Parent Doesn't Quite Get It

A teacher I know received the following email from a parent. If you're not a teacher and you wonder if those horror story parents really exist, here's proof of at least one. Let me be clear: I know for sure that this email is 100% authentic.

I got rid of course titles and anything else that might identify the student, the school, or even what year this email was sent. I've left the pronouns in--it would be too distracting to read the email with them removed.

Dear xxxxx,
I know that my daughter struggles in your xxxxx class greatly, however I also know that she attends class daily, takes all your tests and does all her homework. How is it possible for her to be failing? Don't you think that there is something wrong with this picture? What is the point of showing up at all, seems to me the grade would be the same! Maybe she is really that stupid, or maybe she just doesn't understand xxxxx and needs some extra help. At the beginning of the year you said that you don't want the kids to run out and get tutors but I am told by both of my kids that you are not there before or after school and that it is hit and miss during lunch, even when they ask if you are going to be around for help (I doubt this is true, but it's what the parent wrote--Darren). She is also in xxxxx and gets tutoring in that class for your xxxxx class, I have instructed her to go to the library for tutoring after school Monday through Wednesday. xxxxx cannot fail your class, it is unacceptable on both of your parts! What are we going to do about this problem?
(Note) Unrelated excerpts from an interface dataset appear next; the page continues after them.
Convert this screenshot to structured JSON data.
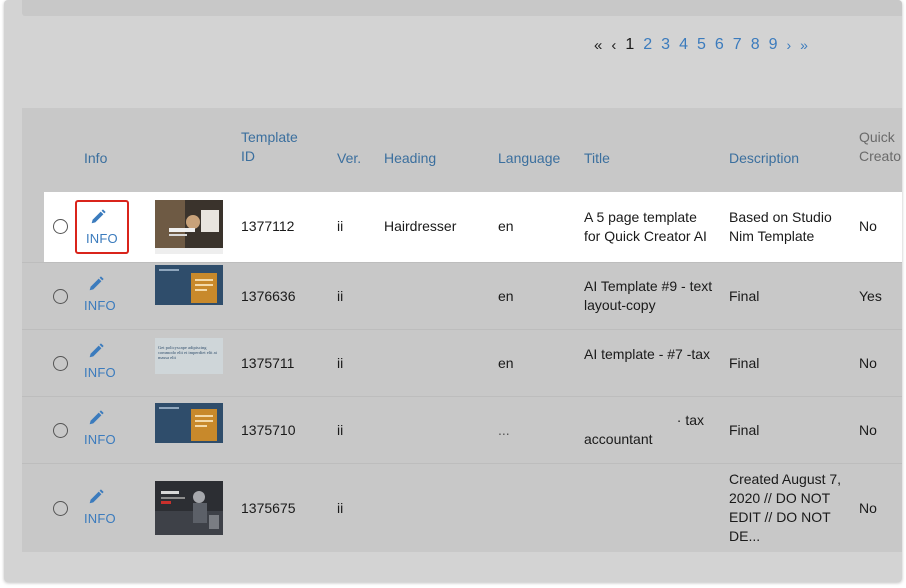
{
  "pagination": {
    "first": "«",
    "prev": "‹",
    "pages": [
      "1",
      "2",
      "3",
      "4",
      "5",
      "6",
      "7",
      "8",
      "9"
    ],
    "current": "1",
    "next": "›",
    "last": "»"
  },
  "table": {
    "columns": {
      "info": "Info",
      "template_id_line1": "Template",
      "template_id_line2": "ID",
      "ver": "Ver.",
      "heading": "Heading",
      "language": "Language",
      "title": "Title",
      "description": "Description",
      "quick_line1": "Quick",
      "quick_line2": "Creato"
    },
    "info_label": "INFO",
    "rows": [
      {
        "template_id": "1377112",
        "ver": "ii",
        "heading": "Hairdresser",
        "language": "en",
        "title_line1": "A 5 page template",
        "title_line2": "for Quick Creator AI",
        "desc_line1": "Based on Studio",
        "desc_line2": "Nim Template",
        "quick": "No"
      },
      {
        "template_id": "1376636",
        "ver": "ii",
        "heading": "",
        "language": "en",
        "title_line1": "AI Template #9 - text",
        "title_line2": "layout-copy",
        "desc_line1": "Final",
        "quick": "Yes"
      },
      {
        "template_id": "1375711",
        "ver": "ii",
        "heading": "",
        "language": "en",
        "title_line1": "AI template - #7 -tax",
        "desc_line1": "Final",
        "quick": "No",
        "thumb_text": "Get policyscape adipiscing commodo elit et imperdiet elit at massa elit"
      },
      {
        "template_id": "1375710",
        "ver": "ii",
        "heading": "",
        "language": "...",
        "title_line1": "· tax",
        "title_line2": "accountant",
        "desc_line1": "Final",
        "quick": "No"
      },
      {
        "template_id": "1375675",
        "ver": "ii",
        "heading": "",
        "language": "",
        "desc_line1": "Created August 7,",
        "desc_line2": "2020 // DO NOT",
        "desc_line3": "EDIT // DO NOT",
        "desc_line4": "DE...",
        "quick": "No"
      }
    ]
  },
  "colors": {
    "link": "#3b7bbd",
    "header_text": "#3b6f9e",
    "highlight_border": "#d9241b",
    "overlay": "#d3d3d3"
  },
  "icons": {
    "edit": "pencil-icon"
  }
}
I want to fisk this letter, sentence by sentence; I really do. I mean, just reread the first two sentences: My kid shows up, does homework, and takes tests--how can my kid be failing? Ugh!

If I wanted to be kind, I could point out that at least the parent is concerned (before report cards came out!) and is trying to help his/her student, but the tone and content of the email just don't allow me to be kind. This parent is frustrated, and understandably so, but this is not how mature and rational adults communicate with each other.

Texas Pizza Chain Accepts Pesos

I support this wholeheartedly.

See, it's entirely legal for them to accept pesos. They think it gives them a competitive advantage to accept pesos. Many of their customers like that they accept pesos. Some don't.

"This is America, We speak English and our currency is the U.S. dollar. I will no longer visit your restaurant due to your demonstrated inability to assimilate into the culture of this country," said one irate former customer in an e-mail sent to Pizza Patron on Monday morning.

And that's fine, too. Because when businesses do something to attract one segment of population, that sometimes turns off another segment of population. It's the business' job to determine if they come out ahead in the process or if they lose money.

Notice what's lacking in this story? Government interference. Government hasn't told Pizza Patron that is must, or is not allowed to, accept pesos. The company is doing this all on its own.

The market at work.

Update, 1/12/07: Apparently, not everyone is as tolerant as I am. Not everyone believes in the virtues of the free market as I do.